Records for the exercise below:

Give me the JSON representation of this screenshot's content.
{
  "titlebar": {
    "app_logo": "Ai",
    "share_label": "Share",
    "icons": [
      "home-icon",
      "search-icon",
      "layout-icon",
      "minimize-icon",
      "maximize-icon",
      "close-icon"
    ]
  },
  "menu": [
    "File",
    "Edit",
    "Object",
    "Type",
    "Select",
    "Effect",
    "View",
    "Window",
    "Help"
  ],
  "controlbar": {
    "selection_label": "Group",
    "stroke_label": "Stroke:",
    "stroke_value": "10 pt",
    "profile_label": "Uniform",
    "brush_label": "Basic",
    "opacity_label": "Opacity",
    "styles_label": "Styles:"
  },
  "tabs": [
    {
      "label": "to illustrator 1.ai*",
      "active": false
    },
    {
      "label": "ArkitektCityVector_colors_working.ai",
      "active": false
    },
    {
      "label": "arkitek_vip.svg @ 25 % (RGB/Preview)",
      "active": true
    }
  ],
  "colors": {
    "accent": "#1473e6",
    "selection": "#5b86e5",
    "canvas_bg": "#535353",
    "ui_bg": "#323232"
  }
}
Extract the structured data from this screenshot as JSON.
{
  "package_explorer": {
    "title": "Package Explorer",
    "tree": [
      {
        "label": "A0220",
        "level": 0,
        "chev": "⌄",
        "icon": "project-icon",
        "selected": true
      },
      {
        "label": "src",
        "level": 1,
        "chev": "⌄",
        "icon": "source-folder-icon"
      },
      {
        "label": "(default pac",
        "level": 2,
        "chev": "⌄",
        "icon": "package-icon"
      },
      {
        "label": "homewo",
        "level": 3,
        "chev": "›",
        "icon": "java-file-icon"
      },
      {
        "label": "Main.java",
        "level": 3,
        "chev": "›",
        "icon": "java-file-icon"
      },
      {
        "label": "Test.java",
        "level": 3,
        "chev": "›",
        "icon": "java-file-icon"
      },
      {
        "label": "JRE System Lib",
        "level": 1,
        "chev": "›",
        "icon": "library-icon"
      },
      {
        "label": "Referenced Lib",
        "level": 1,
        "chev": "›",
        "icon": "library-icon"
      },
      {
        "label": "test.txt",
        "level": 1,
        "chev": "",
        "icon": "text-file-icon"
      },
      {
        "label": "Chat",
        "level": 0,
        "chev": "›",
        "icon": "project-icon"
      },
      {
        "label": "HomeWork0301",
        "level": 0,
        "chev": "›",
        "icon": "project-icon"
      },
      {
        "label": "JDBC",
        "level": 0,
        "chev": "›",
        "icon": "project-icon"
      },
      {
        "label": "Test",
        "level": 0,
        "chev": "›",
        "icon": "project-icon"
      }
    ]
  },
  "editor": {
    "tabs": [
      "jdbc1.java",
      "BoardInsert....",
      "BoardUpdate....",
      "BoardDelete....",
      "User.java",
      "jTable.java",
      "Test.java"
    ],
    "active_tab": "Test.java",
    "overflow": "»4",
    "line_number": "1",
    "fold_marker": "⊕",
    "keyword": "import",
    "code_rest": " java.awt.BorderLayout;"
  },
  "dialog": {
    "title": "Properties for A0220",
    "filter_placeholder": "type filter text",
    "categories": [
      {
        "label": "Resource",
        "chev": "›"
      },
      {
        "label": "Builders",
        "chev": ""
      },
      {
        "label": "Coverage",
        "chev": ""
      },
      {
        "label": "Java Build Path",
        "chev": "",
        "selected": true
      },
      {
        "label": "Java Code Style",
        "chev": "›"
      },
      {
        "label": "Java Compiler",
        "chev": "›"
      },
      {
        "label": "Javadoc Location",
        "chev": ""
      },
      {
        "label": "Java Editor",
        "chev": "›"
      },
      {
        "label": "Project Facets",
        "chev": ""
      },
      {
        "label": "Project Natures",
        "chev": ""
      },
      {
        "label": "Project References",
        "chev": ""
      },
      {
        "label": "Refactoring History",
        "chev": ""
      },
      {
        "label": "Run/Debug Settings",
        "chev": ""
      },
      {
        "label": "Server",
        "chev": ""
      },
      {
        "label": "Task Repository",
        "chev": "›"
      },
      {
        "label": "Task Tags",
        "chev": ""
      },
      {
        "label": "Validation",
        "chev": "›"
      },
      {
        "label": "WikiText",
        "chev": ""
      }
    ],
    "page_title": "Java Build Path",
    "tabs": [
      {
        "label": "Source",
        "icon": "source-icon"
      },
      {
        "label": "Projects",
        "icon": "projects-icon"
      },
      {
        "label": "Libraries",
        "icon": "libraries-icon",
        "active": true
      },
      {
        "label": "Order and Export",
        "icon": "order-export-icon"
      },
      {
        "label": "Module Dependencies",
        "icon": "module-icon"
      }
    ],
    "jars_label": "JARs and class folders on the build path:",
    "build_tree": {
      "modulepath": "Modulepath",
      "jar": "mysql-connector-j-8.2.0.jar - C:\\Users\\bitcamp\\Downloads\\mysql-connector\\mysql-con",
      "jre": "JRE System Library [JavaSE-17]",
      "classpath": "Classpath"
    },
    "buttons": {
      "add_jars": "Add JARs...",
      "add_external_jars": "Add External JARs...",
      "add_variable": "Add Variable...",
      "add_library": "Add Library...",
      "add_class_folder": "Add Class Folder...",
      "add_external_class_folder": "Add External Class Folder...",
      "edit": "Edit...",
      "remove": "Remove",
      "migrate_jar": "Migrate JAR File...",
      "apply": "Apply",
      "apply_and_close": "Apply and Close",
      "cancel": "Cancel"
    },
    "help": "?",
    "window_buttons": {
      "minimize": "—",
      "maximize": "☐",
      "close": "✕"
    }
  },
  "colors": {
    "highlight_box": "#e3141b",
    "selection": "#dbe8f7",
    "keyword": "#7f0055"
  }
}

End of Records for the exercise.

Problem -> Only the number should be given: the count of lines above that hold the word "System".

Completed task -> 2